Major disasters or minor emergencies. When they hit you, it doesn’t matter for the moment which is which. If you’re caught up in protecting you and those around you, your responsibilities, actions, and follow-up will be the same whether the whole community is involved, or it’s just you.
Let’s look at a key point in the above statement; “When they hit.” For most of us, the better part of our day and week is spent at work. The details surrounding protection in the workplace takes up volumes. For our focus today though, let’s look at one aspect of business life: the meeting.
What do you do if an emergency strikes in the middle of a business meeting?
The answer is as simple as “1, 2, 3.”
You have 1 main responsibility.
You have 2 types of immediate reactions.

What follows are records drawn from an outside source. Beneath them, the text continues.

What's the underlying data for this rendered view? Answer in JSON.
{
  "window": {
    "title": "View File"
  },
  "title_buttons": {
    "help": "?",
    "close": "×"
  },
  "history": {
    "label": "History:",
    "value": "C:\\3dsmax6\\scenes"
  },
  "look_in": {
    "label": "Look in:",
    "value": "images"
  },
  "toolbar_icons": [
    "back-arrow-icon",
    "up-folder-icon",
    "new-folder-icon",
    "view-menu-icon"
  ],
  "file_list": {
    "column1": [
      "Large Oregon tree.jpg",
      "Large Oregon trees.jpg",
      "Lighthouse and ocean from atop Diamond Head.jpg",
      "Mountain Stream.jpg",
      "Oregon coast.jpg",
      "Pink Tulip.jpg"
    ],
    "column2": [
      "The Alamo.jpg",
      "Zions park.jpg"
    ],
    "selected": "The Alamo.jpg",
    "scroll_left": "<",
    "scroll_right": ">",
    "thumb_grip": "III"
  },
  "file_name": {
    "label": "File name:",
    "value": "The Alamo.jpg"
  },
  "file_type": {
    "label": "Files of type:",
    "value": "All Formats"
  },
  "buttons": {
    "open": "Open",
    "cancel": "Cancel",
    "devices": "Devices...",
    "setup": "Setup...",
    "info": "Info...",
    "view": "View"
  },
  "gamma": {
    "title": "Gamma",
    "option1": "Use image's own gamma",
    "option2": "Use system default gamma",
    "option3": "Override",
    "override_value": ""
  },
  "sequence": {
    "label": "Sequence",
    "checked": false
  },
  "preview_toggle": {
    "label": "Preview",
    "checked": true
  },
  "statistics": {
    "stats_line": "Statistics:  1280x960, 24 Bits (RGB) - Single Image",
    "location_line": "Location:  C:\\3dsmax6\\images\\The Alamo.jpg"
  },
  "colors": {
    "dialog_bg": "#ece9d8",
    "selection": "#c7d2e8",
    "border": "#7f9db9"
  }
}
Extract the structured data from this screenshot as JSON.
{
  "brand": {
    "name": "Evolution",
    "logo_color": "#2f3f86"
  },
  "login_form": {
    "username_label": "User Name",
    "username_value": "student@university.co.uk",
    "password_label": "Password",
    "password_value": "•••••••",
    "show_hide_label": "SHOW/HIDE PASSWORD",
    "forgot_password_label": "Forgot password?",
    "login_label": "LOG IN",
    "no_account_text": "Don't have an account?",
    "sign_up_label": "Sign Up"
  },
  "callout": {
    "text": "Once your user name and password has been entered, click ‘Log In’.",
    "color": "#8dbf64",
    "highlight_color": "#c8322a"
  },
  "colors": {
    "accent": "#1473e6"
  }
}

And you have at least 3 sources of assets and solutions.
Your Main Responsibility:
Your one and only responsibility is the safety and well being of people in your building, at your meeting, or attending your event. This goes for the one-time guest as much as for the full time employee. Though we say this is your “one” responsibility, it’s a huge one and it should be the cornerstone of all the contingency planning and emergency preparedness efforts you put in place before any meeting or event is ever put on the calendar.
Your Two Immediate Reactions:
Emergencies are divided into two types: The evacuation emergencies, like fire, and the shelter-in-place emergencies such as a tornado. So in your planning, account for both, and run each through the phases of planning, table-top-exercises, and functional drills. When you do this, go above and beyond fire and weather. Think about things like earthquake which is both a temporary shelter and then a building evacuation. Then there’s an “active shooter” scenario when contains elements of both as well. And what about hazardous materials? Or a bomb threat?
Work with local emergency management and law enforcement when you create plans and have drills. They need to know you and your facility and they can add pointers you never would have thought of.
Your Three Sources of Solutions and Assets
In all emergency planning, your number one goal should be confidence. You should have confidence in the fact you’ve tried your best to cover every scenario, you should have confidence in the ability of your staff to react to the level of their training, and you should have confidence in the fact that your solutions and assets will always outnumber your threats if you know where to look.
1. Local emergency responders: As we stated, they need to be involved in planning so they’re ahead of the curve if the emergency call comes in. Also, make sure you have redundant communication options. In addition to calling 911, you should have an alarm system tied in directly to the 911 center
2. Your staff: The most overlooked aspect of site security and Business Continuity is the individual employee. Your employees should be trained in emergency reaction. Not just your security staff, but all employees. Never underestimate this asset. Employees who are trained in preparedness are much more likely to react properly in a work emergency and are also more likely to report for duty in times of crisis and turn your Business Continuity Plan into a functional reality rather than an exercise on paper.
3. Today’s technology: One crucial component to emergency reaction is communication. Emergency Management needs to know if an emergency has occurred and those under you care in your building need to be accounted for and their actions properly directed. Though the list of technological assets is long indeed, consider just a few options:
A. A building-wide alarm system combined with a Public Address system and a camera monitor system that can be accessed off-site or online by emergency management or building security.
B. Mass texting or voice messaging through employee cell phones. This can alert employees in the building that an urgent situation has developed or can be used to call off a second shift until a crisis is over.
C. Software-based guest check-in systems can account for visitors attending your event or meeting. This can be used as an after-the-fact roll call, or you can request their cell phone number on arrival and add it to your mass notification system.
For the purpose of a short presentation we say that meeting and event safety is “as easy as 1, 2, 3.” But if you add up the detail that needs to be considered in each of the steps, we might as well be saying “1,000 – 2,000 – 3,000.” In other words, we were able to convey a few of the major points in this short presentation, but we urge you to not stop there. The safety of your employees and your guests is in your hands. Please put as much effort into this area as you can, and if you need help, let us know.
Blog Post by Paul Purcell (author of Disaster Prep 101 and adviser to www.1800prepare.com)